Assassination of a lawyer

By Lesley Pritchard, staff writer

On January 19, 2009, Russian lawyer Stanislav Markelov was doing what some lawyers here might find themselves doing on any given day. He had just finished briefing reporters on an important case and was walking down a busy street in Moscow with a journalist who wanted to continue the conversation.

What happened next was anything but typical. The 34-year-old human rights lawyer and the 25-year-old female reporter near him were shot and killed by unknown assassins.

There is speculation that Markelov was targeted because he represented the family of a teenager who had been raped and murdered by a Russian army colonel in 2000. Authorities had granted the colonel an early release from prison, and Markelov was speaking out against the release.

Markelov was known as a man who was not afraid to make enemies within the ranks of the government. He routinely defended people who said they were beaten and tortured by Russian special police forces. He also served as director of the Russian Rule of Law Institute, a civil liberties group. Human rights observers are likening his death to the 2006 murder of Anna Politkovskaya, a journalist and outspoken Kremlin critic.

Law Society President Gordon Turriff, QC believes that Markelov’s assassination should be important to BC lawyers for a number of reasons. It serves as a reminder of the pressures some lawyers face in their work.
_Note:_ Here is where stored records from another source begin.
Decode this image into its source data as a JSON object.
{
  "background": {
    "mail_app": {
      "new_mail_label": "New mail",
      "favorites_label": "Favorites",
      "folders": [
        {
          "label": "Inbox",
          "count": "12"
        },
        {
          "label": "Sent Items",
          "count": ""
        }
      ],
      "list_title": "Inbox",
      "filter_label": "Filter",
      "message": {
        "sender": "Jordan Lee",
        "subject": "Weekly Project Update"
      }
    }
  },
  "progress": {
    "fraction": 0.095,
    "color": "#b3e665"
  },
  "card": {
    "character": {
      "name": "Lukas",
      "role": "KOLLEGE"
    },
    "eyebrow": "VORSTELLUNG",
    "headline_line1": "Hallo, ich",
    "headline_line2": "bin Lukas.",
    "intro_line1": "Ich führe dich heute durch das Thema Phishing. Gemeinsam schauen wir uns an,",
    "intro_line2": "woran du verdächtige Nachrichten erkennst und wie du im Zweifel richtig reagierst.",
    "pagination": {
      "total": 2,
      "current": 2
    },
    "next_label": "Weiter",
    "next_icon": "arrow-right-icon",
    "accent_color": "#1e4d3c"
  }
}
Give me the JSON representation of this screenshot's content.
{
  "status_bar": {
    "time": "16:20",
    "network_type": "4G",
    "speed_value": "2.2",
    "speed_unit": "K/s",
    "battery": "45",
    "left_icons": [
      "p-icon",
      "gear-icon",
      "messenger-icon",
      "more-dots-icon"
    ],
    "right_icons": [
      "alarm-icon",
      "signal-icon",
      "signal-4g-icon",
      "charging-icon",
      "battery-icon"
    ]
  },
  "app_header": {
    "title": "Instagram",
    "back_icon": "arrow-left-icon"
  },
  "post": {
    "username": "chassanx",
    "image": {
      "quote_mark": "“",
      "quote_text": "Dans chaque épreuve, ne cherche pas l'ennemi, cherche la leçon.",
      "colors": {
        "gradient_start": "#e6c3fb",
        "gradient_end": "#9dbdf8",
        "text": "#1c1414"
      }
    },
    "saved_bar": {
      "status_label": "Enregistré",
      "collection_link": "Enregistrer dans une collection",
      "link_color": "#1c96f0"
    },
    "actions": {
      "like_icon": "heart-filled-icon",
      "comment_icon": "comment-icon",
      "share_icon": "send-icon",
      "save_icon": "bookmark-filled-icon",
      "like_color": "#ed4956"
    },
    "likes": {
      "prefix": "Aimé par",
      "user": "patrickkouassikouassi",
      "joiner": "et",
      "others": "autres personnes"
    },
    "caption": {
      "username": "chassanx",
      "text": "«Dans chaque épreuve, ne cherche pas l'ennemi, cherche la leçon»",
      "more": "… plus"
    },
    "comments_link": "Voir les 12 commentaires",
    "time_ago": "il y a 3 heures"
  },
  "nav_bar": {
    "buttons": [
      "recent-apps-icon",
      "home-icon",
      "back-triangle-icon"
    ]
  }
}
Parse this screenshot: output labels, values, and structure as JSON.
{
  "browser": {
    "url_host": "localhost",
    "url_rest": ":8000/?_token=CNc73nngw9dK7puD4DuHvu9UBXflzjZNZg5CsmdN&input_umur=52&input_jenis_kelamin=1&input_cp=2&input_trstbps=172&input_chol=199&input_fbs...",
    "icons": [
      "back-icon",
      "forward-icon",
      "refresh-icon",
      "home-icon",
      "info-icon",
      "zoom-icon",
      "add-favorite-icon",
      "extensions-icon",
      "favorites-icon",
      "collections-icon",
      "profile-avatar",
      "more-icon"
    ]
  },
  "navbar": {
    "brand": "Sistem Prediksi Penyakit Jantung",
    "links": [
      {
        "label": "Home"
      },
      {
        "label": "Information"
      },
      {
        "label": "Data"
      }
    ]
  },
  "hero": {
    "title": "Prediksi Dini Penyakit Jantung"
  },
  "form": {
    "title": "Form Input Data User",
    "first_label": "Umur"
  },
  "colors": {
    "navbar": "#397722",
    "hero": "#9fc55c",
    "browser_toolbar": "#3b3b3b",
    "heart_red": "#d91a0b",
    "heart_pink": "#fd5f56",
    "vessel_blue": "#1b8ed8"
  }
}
It is also a reminder of the importance of lawyer independence.

“It would be intolerable if lawyers were restricted in doing what they honestly believe must be done, as they pursue their client causes, to ensure the rule of law prevails,” Turriff said. “A lawyer does not have to be gunned down on a busy street to have that independence threatened.”

There are many lawyers in this province, both past and present, whose work puts them at odds with governments and their agents while representing a client. Most of us can name lawyers whose relentless interest in certain issues makes them an irritant to authoritative bodies.

Turriff believes lawyers must all be vigilant in preserving their independence. “These lawyers have a job to do, and as long as they do it professionally, there should not be interference. People can be on the margins and still be very effective lawyers — in fact some of the best lawyers are the ones who are on the margins.”